Dataset rows for apps and sites:
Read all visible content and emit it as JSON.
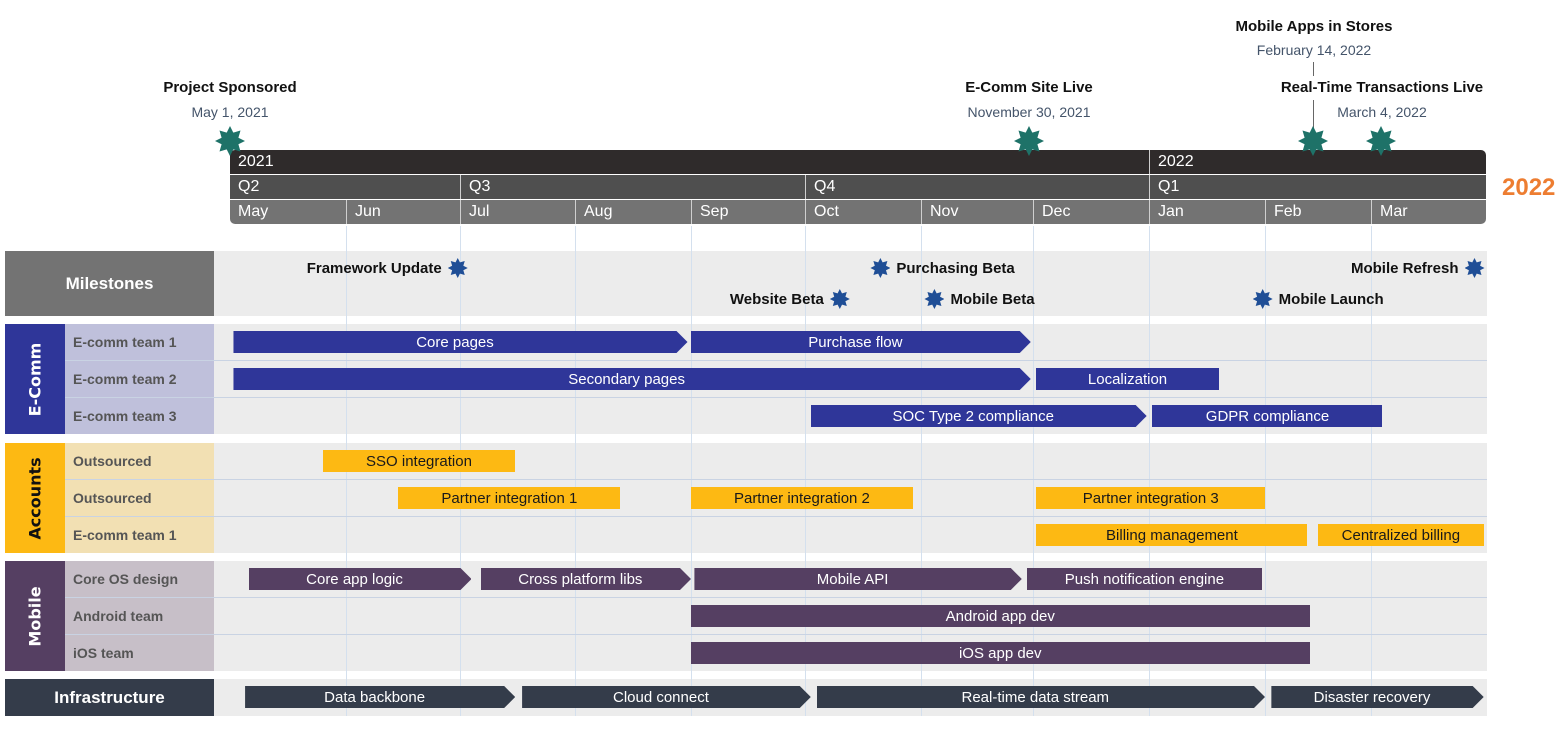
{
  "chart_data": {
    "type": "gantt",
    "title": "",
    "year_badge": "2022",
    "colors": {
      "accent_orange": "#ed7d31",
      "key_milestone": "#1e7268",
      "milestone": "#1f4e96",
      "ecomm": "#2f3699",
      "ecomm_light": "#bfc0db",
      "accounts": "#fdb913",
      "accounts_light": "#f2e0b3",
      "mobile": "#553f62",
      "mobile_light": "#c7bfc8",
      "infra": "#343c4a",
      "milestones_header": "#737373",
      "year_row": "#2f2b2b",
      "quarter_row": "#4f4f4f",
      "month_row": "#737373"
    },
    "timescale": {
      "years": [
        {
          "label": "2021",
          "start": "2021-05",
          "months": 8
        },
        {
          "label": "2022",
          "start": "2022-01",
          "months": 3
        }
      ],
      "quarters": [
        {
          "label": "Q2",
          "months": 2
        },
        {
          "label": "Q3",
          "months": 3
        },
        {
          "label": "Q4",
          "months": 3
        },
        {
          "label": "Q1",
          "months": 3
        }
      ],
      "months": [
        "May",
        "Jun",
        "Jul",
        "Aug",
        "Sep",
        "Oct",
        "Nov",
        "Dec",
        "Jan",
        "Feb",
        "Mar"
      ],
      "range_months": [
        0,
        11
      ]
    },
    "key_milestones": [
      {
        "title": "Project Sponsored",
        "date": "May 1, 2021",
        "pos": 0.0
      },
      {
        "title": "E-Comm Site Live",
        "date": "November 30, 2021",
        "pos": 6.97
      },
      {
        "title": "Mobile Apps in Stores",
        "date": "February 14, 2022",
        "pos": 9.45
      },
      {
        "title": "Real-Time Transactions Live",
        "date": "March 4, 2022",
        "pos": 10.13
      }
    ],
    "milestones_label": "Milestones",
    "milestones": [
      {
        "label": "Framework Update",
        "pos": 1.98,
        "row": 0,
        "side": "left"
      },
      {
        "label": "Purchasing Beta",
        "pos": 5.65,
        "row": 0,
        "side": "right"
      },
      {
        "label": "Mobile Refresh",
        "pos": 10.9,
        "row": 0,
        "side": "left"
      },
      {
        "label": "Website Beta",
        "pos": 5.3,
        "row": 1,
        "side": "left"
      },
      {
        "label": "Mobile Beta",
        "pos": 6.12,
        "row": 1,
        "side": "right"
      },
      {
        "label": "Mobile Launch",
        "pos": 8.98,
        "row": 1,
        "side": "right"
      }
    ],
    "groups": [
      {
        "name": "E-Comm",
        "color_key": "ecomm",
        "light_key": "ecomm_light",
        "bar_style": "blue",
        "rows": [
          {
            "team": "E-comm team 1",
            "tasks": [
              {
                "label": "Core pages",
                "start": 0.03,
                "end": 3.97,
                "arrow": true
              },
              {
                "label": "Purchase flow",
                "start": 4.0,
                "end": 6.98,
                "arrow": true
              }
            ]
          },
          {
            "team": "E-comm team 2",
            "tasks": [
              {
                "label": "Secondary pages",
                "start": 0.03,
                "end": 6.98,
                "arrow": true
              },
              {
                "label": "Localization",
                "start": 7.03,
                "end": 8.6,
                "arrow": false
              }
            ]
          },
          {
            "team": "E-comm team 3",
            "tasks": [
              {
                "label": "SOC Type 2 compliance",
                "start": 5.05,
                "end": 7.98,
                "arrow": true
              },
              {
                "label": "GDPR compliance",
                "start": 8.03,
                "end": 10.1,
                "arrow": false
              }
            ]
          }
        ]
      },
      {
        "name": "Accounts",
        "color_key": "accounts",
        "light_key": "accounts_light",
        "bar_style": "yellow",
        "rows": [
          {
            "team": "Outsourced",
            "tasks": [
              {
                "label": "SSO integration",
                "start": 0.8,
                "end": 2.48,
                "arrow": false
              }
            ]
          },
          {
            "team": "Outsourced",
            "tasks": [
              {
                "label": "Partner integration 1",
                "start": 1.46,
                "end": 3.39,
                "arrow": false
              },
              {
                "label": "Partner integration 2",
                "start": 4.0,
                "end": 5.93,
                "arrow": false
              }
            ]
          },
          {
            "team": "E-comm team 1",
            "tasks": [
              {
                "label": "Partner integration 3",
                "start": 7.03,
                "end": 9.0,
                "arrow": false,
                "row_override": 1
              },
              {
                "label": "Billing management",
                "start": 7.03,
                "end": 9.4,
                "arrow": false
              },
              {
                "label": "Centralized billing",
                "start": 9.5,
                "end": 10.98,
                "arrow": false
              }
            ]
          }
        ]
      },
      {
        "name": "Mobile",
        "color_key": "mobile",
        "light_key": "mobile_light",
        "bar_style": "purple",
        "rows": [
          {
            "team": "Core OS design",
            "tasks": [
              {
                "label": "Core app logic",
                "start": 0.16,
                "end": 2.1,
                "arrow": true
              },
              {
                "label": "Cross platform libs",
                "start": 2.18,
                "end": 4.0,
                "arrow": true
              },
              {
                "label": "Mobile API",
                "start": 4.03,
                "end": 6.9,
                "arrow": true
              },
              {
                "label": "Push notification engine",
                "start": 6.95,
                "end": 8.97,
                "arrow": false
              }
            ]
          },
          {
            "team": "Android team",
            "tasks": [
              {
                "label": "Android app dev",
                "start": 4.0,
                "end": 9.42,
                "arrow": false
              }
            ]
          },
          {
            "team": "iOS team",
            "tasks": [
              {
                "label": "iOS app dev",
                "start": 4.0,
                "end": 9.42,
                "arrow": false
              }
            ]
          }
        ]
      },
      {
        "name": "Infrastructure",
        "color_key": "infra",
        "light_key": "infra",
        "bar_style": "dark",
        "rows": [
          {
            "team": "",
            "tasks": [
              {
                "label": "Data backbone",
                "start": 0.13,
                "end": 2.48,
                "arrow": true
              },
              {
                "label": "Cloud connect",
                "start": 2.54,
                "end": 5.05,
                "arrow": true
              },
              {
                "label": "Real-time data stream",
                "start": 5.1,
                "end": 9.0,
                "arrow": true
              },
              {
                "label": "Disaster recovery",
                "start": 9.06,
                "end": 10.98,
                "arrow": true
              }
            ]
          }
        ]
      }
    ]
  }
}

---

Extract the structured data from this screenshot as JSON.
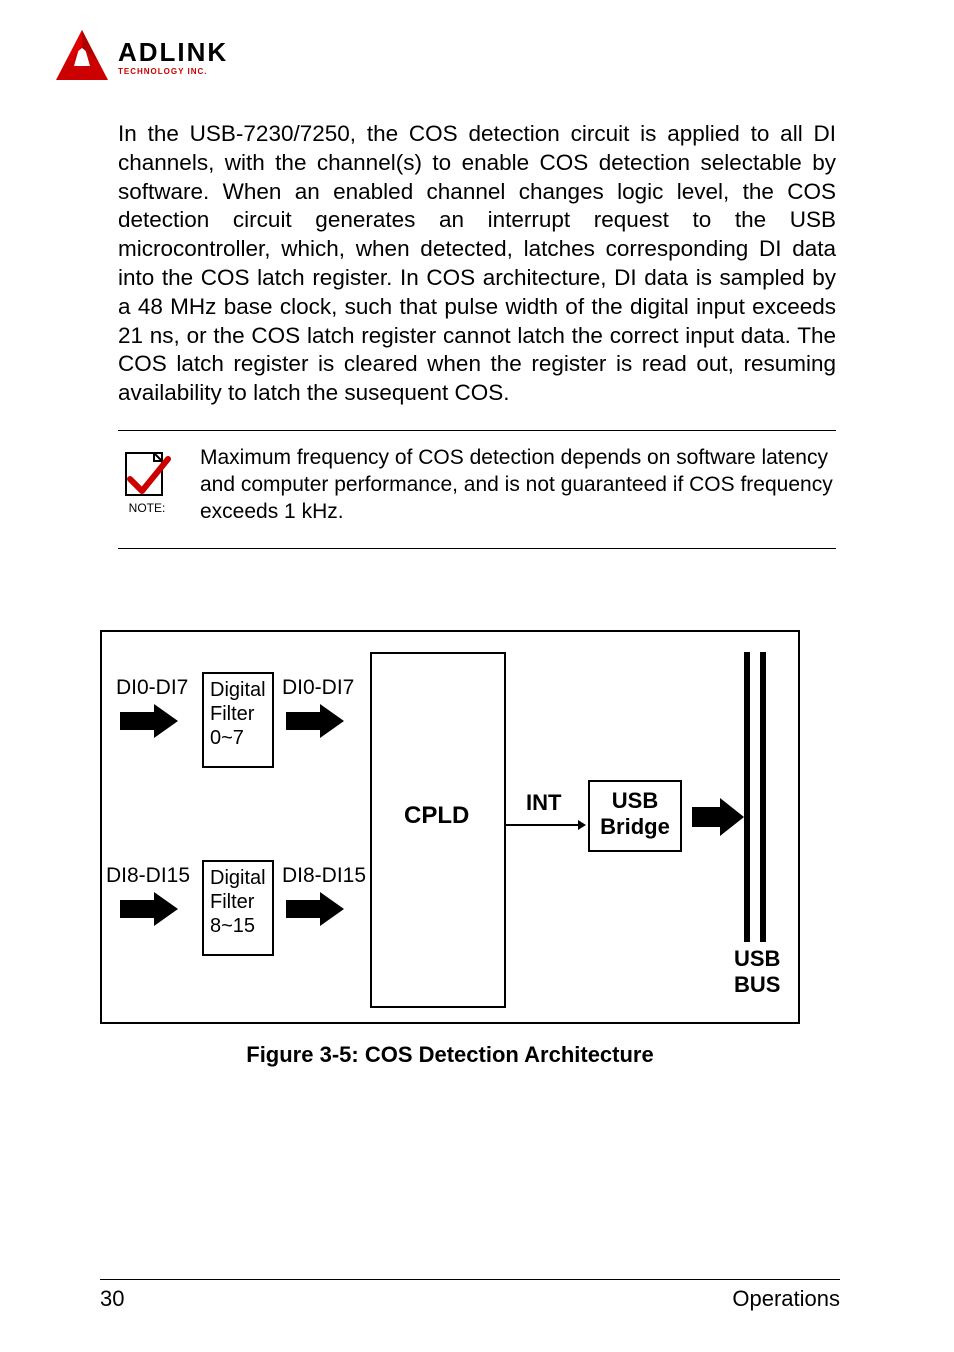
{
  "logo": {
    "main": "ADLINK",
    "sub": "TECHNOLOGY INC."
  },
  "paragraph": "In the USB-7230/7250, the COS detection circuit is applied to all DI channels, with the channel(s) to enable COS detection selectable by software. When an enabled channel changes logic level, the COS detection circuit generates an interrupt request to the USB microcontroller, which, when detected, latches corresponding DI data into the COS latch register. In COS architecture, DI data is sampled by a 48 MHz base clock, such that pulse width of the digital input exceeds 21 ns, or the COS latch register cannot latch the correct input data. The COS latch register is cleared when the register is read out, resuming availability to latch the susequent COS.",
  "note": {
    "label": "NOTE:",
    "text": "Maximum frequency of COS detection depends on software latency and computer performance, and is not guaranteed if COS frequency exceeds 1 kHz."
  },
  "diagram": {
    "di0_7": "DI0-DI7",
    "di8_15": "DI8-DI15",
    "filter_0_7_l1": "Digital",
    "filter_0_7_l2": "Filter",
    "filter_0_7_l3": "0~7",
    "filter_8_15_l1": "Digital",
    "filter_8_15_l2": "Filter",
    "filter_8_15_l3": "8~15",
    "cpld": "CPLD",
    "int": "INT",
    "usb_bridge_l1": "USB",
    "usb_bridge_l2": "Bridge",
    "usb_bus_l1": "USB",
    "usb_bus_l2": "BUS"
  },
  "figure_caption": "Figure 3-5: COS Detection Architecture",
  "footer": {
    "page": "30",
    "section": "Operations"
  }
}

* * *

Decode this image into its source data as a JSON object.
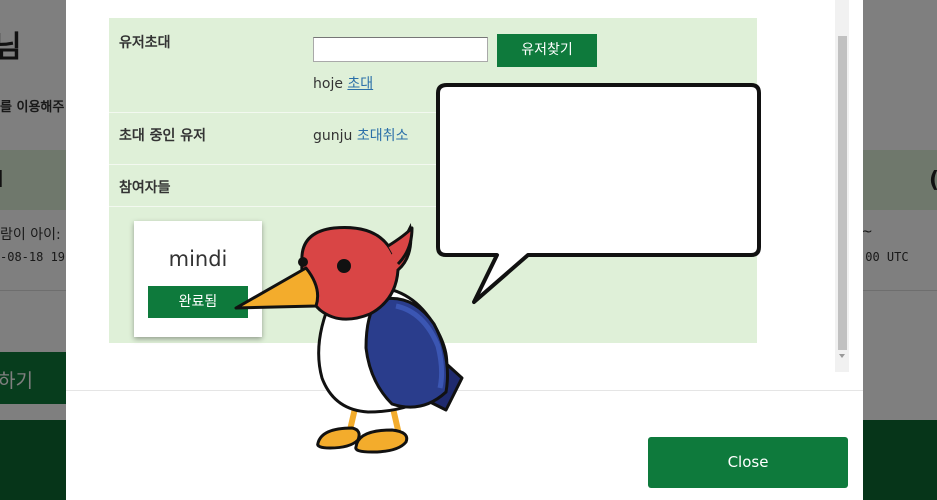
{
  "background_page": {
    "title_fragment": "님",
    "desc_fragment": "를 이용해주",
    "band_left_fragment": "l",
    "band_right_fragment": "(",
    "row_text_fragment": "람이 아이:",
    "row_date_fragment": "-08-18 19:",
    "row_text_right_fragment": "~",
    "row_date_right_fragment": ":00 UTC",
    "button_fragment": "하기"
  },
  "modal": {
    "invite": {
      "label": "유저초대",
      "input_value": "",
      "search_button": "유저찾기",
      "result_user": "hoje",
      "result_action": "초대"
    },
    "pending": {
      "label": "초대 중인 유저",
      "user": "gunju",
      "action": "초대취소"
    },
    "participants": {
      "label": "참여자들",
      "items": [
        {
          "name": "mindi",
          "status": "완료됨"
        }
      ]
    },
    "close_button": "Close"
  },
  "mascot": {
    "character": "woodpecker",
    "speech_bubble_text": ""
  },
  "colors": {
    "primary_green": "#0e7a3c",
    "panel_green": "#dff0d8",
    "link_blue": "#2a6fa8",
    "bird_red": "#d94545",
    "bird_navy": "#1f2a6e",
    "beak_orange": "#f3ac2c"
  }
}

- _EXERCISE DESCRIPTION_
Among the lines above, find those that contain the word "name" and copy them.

- _YOUR SOLUTION_
        "name": "E-Comm",
        "name": "Accounts",
        "name": "Mobile",
        "name": "Infrastructure",
          "name": "mindi",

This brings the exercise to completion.